WASHINGTON — Microsoft Chairman Bill Gates urged U.S. communications regulators on Thursday to allow more vacant television airwaves to be used for wireless services such as broadband Internet access.
During an appearance before a northern Virginia technology group, Gates said the so-called “white space” spectrum between analog broadcast channels could be used to expand access of wireless broadband service using Wi-Fi technology.
“We’re hopeful that will be made available so that Wi-Fi can explode in terms of its usage, even out into some of these less dense areas [of the United States] where distance has been a big problem for Wi-Fi,” Gates said in response to a question from the audience.
Microsoft (NASDAQ: MSFT) is part of a coalition of technology companies lobbying the U.S. Federal Communications Commission to allow unlicensed use of white space spectrum.
The group also includes Google, Dell, Hewlett-Packard, Intel and the North America unit of Philips Electronics.
Still, U.S. broadcasters and wireless-microphone makers oppose the idea and fear the devices would cause interference.
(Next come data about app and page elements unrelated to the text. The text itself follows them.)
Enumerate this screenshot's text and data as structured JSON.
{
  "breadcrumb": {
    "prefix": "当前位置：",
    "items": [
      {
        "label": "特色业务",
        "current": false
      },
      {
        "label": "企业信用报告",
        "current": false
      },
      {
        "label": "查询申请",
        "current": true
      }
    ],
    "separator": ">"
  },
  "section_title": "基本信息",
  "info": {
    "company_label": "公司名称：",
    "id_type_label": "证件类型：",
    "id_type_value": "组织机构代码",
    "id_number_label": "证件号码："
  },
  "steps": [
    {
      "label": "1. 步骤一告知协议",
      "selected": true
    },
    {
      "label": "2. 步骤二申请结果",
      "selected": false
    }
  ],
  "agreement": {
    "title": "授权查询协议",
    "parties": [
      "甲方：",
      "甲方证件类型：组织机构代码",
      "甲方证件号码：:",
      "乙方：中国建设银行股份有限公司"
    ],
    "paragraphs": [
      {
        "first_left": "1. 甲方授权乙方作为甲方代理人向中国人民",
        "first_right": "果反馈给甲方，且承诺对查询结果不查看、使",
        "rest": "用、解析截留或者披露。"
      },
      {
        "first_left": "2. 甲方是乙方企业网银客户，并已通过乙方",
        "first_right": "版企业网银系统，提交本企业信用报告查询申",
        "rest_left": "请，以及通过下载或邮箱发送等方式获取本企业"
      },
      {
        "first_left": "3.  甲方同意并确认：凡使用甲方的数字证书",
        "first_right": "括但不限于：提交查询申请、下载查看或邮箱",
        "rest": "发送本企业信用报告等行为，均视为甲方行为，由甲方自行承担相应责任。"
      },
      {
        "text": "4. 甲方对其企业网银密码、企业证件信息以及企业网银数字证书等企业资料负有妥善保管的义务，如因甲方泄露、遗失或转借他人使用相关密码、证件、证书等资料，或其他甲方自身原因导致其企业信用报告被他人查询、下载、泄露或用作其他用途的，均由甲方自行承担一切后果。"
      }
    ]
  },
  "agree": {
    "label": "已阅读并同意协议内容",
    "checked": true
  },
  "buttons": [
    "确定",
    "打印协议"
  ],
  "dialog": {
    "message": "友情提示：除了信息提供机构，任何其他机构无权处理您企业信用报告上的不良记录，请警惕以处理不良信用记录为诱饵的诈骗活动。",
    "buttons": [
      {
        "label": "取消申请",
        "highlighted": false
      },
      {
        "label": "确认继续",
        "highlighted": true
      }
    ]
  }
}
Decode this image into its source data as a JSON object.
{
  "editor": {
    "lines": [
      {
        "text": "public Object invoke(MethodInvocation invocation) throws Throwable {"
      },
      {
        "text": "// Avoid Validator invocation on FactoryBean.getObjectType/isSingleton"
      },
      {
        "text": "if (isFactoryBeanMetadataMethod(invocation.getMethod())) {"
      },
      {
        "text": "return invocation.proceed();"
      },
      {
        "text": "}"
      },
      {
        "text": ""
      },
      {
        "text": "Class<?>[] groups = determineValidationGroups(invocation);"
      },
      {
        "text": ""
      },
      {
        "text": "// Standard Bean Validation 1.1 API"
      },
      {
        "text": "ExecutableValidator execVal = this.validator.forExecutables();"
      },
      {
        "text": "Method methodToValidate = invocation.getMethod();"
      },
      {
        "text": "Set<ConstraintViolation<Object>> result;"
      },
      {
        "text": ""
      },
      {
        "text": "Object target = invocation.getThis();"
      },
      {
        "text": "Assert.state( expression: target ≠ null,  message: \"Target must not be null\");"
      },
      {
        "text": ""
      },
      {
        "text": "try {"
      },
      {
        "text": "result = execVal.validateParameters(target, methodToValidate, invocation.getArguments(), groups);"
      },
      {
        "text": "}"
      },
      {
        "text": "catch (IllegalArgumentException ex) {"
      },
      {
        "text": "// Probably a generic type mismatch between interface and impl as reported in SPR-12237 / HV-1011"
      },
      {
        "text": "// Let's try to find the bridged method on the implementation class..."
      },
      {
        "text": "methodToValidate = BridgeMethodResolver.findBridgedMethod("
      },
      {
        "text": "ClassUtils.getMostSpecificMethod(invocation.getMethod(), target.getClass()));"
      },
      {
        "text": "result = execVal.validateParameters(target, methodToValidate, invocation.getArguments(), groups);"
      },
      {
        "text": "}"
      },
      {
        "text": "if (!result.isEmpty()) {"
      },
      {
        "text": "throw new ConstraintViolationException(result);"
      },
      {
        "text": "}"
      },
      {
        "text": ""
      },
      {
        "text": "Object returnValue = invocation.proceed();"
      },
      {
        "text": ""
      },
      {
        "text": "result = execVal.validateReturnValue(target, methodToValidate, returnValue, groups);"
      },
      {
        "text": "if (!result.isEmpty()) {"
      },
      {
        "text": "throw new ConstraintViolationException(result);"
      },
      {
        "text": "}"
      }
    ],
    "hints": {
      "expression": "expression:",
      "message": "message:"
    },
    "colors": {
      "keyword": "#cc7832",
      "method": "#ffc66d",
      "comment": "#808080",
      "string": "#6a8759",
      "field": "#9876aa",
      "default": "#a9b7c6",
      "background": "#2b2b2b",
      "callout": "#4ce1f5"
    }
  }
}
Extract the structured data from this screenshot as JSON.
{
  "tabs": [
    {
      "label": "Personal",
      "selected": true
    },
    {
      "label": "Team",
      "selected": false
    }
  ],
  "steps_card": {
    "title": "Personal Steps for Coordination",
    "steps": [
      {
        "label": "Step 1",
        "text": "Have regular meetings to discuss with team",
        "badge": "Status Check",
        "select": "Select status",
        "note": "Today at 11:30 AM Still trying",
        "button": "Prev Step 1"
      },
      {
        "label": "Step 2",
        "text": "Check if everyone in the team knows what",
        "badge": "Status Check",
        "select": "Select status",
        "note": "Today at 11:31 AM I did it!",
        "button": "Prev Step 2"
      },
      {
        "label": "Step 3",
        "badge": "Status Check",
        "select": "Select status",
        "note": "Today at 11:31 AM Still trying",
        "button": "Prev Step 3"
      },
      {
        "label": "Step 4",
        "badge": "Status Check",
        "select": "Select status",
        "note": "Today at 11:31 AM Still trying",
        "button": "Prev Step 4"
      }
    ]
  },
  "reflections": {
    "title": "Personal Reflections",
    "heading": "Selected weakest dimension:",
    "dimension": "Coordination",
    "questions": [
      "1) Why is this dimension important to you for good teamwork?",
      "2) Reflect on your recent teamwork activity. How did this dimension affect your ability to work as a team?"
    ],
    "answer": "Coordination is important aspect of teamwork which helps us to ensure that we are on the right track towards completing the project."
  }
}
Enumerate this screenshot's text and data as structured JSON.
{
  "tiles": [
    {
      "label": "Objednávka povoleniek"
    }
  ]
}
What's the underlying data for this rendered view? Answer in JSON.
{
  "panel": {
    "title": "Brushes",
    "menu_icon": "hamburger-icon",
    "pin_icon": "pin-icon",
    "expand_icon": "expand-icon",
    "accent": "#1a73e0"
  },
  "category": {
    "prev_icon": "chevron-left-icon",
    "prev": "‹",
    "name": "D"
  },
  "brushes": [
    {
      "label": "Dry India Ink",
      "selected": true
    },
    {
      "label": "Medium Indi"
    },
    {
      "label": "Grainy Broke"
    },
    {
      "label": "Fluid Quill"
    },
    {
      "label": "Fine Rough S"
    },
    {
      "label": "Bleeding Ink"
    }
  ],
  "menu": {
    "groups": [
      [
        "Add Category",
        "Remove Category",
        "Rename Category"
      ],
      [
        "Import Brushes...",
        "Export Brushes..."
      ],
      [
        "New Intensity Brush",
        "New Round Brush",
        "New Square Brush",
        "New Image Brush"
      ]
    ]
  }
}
“Broadband penetration could be drastically improved through a fixed, licensed service without interference to TV reception,” said Dennis Wharton, a spokesman for the National Association of Broadcasters.
“Unfortunately, Microsoft continues to push for an unlicensed technology that simply does not work,” Wharton said. “TV viewers should not be inundated by the inevitable interference caused by such faulty devices.”
A proposal being studied by the FCC would create two categories of users for the airwaves: one for fixed commercial operations and another for personal, portable devices using low-power and Wi-Fi.
The proposal would require that the devices include technology to identify unused spectrum and avoid interference.
The FCC currently is testing prototype devices to see if they can make use of the white space spectrum without interfering with TV broadcasts.
Also appearing with Gates was Craig Mundie, Microsoft’s chief research and strategy officer, who said a shortage of spectrum could hurt U.S. competitiveness. He said past decisions have not made enough spectrum available.
“White space activity today is sort of our last hope to get some good spectrum,” Mundie said.